Would you print the records as they stand, down to the last character?
===== EXCERPTED DATA
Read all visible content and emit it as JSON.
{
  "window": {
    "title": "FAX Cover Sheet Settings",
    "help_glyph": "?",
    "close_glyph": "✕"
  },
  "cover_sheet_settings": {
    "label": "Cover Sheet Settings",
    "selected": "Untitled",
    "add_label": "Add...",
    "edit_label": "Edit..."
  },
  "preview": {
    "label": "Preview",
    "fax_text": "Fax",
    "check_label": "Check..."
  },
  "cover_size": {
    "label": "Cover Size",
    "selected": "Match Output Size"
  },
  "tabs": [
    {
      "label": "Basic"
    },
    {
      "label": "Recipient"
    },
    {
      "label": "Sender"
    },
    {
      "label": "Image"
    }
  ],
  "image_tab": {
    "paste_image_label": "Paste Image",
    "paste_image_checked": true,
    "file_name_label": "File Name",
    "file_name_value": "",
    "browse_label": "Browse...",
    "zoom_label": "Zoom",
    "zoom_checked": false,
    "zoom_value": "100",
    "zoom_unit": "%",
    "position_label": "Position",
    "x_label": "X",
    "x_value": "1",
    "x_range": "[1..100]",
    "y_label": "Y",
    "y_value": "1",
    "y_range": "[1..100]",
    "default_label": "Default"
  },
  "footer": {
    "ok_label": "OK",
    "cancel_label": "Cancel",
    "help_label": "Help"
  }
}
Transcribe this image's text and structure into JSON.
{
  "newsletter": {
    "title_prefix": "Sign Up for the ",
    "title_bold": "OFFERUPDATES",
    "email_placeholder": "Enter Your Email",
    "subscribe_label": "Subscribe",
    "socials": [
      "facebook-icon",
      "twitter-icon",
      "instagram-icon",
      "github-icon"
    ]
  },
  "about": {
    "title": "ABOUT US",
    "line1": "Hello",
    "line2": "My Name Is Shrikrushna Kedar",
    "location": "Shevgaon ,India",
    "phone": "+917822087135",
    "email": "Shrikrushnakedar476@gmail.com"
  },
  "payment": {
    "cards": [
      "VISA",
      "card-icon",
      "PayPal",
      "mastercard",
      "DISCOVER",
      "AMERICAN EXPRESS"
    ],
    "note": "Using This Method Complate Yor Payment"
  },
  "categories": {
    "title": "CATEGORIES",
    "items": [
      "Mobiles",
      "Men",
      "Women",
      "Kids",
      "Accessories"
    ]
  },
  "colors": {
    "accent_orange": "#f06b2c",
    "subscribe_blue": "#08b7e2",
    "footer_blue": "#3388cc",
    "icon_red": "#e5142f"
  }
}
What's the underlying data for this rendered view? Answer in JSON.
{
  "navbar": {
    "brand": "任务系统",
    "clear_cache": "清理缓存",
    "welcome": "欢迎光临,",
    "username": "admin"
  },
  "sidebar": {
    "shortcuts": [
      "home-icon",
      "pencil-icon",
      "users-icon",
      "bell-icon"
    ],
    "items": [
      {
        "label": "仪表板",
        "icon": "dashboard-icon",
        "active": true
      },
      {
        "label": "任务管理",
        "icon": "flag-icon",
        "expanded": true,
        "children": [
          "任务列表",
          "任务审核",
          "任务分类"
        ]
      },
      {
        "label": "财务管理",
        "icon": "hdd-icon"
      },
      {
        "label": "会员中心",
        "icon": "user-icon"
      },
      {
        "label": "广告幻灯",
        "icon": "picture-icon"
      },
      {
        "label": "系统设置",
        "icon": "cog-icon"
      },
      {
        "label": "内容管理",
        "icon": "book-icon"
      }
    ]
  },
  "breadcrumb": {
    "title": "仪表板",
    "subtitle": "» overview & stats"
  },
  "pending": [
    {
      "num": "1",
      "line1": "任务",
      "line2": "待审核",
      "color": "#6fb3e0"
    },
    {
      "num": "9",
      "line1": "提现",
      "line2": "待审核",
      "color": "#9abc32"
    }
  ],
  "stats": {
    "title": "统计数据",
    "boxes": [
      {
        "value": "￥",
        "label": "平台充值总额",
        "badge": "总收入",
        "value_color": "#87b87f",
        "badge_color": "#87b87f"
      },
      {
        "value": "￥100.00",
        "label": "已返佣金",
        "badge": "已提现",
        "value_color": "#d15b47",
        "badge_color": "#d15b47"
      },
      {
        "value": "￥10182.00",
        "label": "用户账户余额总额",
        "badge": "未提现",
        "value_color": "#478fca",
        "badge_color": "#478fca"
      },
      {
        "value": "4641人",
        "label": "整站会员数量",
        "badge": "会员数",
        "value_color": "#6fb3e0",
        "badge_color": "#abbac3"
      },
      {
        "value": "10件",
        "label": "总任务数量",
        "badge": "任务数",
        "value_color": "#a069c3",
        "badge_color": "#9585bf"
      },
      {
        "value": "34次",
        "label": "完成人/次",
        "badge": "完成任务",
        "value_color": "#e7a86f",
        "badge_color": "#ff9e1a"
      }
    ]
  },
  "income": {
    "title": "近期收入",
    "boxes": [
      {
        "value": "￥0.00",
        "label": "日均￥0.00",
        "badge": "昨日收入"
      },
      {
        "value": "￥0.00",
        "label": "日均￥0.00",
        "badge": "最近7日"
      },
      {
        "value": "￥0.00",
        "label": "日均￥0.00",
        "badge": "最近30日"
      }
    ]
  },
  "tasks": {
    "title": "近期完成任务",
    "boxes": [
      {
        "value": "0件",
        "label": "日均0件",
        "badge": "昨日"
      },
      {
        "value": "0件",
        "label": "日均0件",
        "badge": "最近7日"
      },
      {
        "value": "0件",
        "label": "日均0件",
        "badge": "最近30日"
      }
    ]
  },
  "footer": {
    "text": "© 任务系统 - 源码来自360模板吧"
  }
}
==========
ANSWER AREA —
Read all visible content and emit it as JSON.
{
  "window": {
    "title": "FAX Cover Sheet Settings",
    "help_glyph": "?",
    "close_glyph": "✕"
  },
  "cover_sheet_settings": {
    "label": "Cover Sheet Settings",
    "selected": "Untitled",
    "add_label": "Add...",
    "edit_label": "Edit..."
  },
  "preview": {
    "label": "Preview",
    "fax_text": "Fax",
    "check_label": "Check..."
  },
  "cover_size": {
    "label": "Cover Size",
    "selected": "Match Output Size"
  },
  "tabs": [
    {
      "label": "Basic"
    },
    {
      "label": "Recipient"
    },
    {
      "label": "Sender"
    },
    {
      "label": "Image"
    }
  ],
  "image_tab": {
    "paste_image_label": "Paste Image",
    "paste_image_checked": true,
    "file_name_label": "File Name",
    "file_name_value": "",
    "browse_label": "Browse...",
    "zoom_label": "Zoom",
    "zoom_checked": false,
    "zoom_value": "100",
    "zoom_unit": "%",
    "position_label": "Position",
    "x_label": "X",
    "x_value": "1",
    "x_range": "[1..100]",
    "y_label": "Y",
    "y_value": "1",
    "y_range": "[1..100]",
    "default_label": "Default"
  },
  "footer": {
    "ok_label": "OK",
    "cancel_label": "Cancel",
    "help_label": "Help"
  }
}
Transcribe this image's text and structure into JSON.
{
  "newsletter": {
    "title_prefix": "Sign Up for the ",
    "title_bold": "OFFERUPDATES",
    "email_placeholder": "Enter Your Email",
    "subscribe_label": "Subscribe",
    "socials": [
      "facebook-icon",
      "twitter-icon",
      "instagram-icon",
      "github-icon"
    ]
  },
  "about": {
    "title": "ABOUT US",
    "line1": "Hello",
    "line2": "My Name Is Shrikrushna Kedar",
    "location": "Shevgaon ,India",
    "phone": "+917822087135",
    "email": "Shrikrushnakedar476@gmail.com"
  },
  "payment": {
    "cards": [
      "VISA",
      "card-icon",
      "PayPal",
      "mastercard",
      "DISCOVER",
      "AMERICAN EXPRESS"
    ],
    "note": "Using This Method Complate Yor Payment"
  },
  "categories": {
    "title": "CATEGORIES",
    "items": [
      "Mobiles",
      "Men",
      "Women",
      "Kids",
      "Accessories"
    ]
  },
  "colors": {
    "accent_orange": "#f06b2c",
    "subscribe_blue": "#08b7e2",
    "footer_blue": "#3388cc",
    "icon_red": "#e5142f"
  }
}
What's the underlying data for this rendered view? Answer in JSON.
{
  "navbar": {
    "brand": "任务系统",
    "clear_cache": "清理缓存",
    "welcome": "欢迎光临,",
    "username": "admin"
  },
  "sidebar": {
    "shortcuts": [
      "home-icon",
      "pencil-icon",
      "users-icon",
      "bell-icon"
    ],
    "items": [
      {
        "label": "仪表板",
        "icon": "dashboard-icon",
        "active": true
      },
      {
        "label": "任务管理",
        "icon": "flag-icon",
        "expanded": true,
        "children": [
          "任务列表",
          "任务审核",
          "任务分类"
        ]
      },
      {
        "label": "财务管理",
        "icon": "hdd-icon"
      },
      {
        "label": "会员中心",
        "icon": "user-icon"
      },
      {
        "label": "广告幻灯",
        "icon": "picture-icon"
      },
      {
        "label": "系统设置",
        "icon": "cog-icon"
      },
      {
        "label": "内容管理",
        "icon": "book-icon"
      }
    ]
  },
  "breadcrumb": {
    "title": "仪表板",
    "subtitle": "» overview & stats"
  },
  "pending": [
    {
      "num": "1",
      "line1": "任务",
      "line2": "待审核",
      "color": "#6fb3e0"
    },
    {
      "num": "9",
      "line1": "提现",
      "line2": "待审核",
      "color": "#9abc32"
    }
  ],
  "stats": {
    "title": "统计数据",
    "boxes": [
      {
        "value": "￥",
        "label": "平台充值总额",
        "badge": "总收入",
        "value_color": "#87b87f",
        "badge_color": "#87b87f"
      },
      {
        "value": "￥100.00",
        "label": "已返佣金",
        "badge": "已提现",
        "value_color": "#d15b47",
        "badge_color": "#d15b47"
      },
      {
        "value": "￥10182.00",
        "label": "用户账户余额总额",
        "badge": "未提现",
        "value_color": "#478fca",
        "badge_color": "#478fca"
      },
      {
        "value": "4641人",
        "label": "整站会员数量",
        "badge": "会员数",
        "value_color": "#6fb3e0",
        "badge_color": "#abbac3"
      },
      {
        "value": "10件",
        "label": "总任务数量",
        "badge": "任务数",
        "value_color": "#a069c3",
        "badge_color": "#9585bf"
      },
      {
        "value": "34次",
        "label": "完成人/次",
        "badge": "完成任务",
        "value_color": "#e7a86f",
        "badge_color": "#ff9e1a"
      }
    ]
  },
  "income": {
    "title": "近期收入",
    "boxes": [
      {
        "value": "￥0.00",
        "label": "日均￥0.00",
        "badge": "昨日收入"
      },
      {
        "value": "￥0.00",
        "label": "日均￥0.00",
        "badge": "最近7日"
      },
      {
        "value": "￥0.00",
        "label": "日均￥0.00",
        "badge": "最近30日"
      }
    ]
  },
  "tasks": {
    "title": "近期完成任务",
    "boxes": [
      {
        "value": "0件",
        "label": "日均0件",
        "badge": "昨日"
      },
      {
        "value": "0件",
        "label": "日均0件",
        "badge": "最近7日"
      },
      {
        "value": "0件",
        "label": "日均0件",
        "badge": "最近30日"
      }
    ]
  },
  "footer": {
    "text": "© 任务系统 - 源码来自360模板吧"
  }
}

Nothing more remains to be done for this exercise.